Ferrari aficionados were a trifle worried about the 2009 California. Developed with the intent of expanding Ferrari’s market beyond the highly-focused V8 mid-engined F430 and the classic V12 front-engined 612 Scagliatti and 599 GTB, would this “user-friendly” 2+2 featuring the marque’s first front-mounted V8, first twin-clutch transmission and first folding hardtop be less of a Prancing Horse and more of Mincing Pony? A trophy car for trophy wives? Would it be a real Ferrari?
Allow me to answer those questions. No. Most likely. Hell, yeah.
Prodding the California’s throttle delivers eye-widening forward thrust accompanied by a wail from the flat-plane-crank 4.3L V8 that could wake the dead — and have them cheering. Added to this is a symphony of snaps, crackles and pops while flicking through the gears of the fast-shifting seven-speed box.
Nothing sounds like a Ferrari, and with the hardtop accordioned after its 14-second ballet, you’ll feel you’re getting every penny’s worth of that $262,000 investment.
The all-aluminum California is a striking car, and here in been-there-done-that So-Cal, the red specimen I drove with optional 20-inch wheels was mobbed at every stop.
The side vents and functional hood scoop recall the 1954-1964 California 250 GTs from which this car gets its name.
The back end is a tad, er… voluptuous, but its girth is pretty well disguised by the sweeping fenders carved into the rear flanks.
Swathed in finely stitched leather, the interior is unmistakably Ferrari, especially if you go for the classic tan hide.
The back seats are pretty much unusable, so if you don’t need to carry small children the no-cost parcel shelf option seems a good idea.
The jewel of the California lies under the hood — a revised version of the F430’s 4.3L DOHC 90-degree V8 featuring Ferrari’s first application of direct injection.

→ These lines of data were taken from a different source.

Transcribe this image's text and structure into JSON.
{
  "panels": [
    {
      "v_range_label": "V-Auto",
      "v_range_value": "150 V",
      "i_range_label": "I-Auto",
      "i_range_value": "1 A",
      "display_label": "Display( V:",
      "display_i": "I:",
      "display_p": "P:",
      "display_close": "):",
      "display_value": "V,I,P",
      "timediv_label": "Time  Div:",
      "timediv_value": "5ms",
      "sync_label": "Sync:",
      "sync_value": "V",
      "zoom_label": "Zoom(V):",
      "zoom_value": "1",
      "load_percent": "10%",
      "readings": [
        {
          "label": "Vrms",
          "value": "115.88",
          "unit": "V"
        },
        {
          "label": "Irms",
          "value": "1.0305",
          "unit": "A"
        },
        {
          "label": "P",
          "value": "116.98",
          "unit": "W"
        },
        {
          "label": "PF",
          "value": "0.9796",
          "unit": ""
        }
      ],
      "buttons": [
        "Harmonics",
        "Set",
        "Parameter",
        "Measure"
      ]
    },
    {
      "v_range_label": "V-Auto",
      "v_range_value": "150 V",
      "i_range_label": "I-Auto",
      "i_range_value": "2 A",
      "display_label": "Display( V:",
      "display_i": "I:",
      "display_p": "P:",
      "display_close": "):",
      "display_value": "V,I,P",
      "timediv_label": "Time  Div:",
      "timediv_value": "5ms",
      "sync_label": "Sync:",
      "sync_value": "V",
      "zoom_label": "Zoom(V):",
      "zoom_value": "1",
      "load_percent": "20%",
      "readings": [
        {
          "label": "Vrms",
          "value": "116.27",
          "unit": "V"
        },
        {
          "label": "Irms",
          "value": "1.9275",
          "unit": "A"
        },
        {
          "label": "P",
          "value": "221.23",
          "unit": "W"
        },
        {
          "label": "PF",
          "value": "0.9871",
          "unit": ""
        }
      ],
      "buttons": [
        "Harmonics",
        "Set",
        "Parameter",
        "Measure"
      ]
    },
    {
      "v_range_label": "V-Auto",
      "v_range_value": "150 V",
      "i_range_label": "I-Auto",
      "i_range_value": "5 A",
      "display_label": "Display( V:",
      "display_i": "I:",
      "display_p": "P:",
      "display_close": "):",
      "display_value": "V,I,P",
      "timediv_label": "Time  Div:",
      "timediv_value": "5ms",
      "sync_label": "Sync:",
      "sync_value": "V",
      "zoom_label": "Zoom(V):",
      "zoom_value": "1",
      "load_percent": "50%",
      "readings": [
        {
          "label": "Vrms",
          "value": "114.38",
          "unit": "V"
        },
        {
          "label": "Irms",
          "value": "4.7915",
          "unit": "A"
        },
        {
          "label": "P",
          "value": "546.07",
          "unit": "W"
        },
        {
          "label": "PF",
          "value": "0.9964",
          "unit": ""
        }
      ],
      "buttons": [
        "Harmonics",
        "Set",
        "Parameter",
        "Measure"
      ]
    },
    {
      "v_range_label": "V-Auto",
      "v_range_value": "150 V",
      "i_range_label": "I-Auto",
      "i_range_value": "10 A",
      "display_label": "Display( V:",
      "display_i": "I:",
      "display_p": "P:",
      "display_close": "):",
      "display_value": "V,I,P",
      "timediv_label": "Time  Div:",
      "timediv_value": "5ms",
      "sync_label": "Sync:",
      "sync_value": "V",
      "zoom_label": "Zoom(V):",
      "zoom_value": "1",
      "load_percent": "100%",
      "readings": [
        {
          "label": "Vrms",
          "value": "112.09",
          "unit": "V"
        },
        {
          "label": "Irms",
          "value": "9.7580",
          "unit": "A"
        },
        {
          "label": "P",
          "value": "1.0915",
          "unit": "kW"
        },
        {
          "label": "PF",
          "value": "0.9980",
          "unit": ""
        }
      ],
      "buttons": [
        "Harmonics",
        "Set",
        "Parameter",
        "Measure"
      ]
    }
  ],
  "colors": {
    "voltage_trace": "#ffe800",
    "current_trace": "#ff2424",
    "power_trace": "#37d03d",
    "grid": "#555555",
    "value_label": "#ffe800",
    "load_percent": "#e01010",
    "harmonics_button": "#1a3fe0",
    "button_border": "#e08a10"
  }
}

It delivers 453 hp and 358 lb.-ft. of torque, with 75 per cent of that twist available from 2,250 r.p.m.
It’s not all sunshine in the California, however. The standard carbon-ceramic Brembo brakes squeal, the transmission gets jerky in stop-and-go traffic, and the seats don’t offer a lot of lateral support.
The steering could be better too. It’s overly assisted and doesn’t deliver the expected feedback.
But those gripes seem to fade away when the California is in its natural environment — blasting top down along a winding inland road in (where else?) sunny California.
2009 Ferrari California
Type: Sports convertible
Price: from $262,000
Engine: 4.3L DOHC V8
Power/Torque: 453 hp; 358 lb.-ft.
• Voluptuous looks
• Ferrari-style interior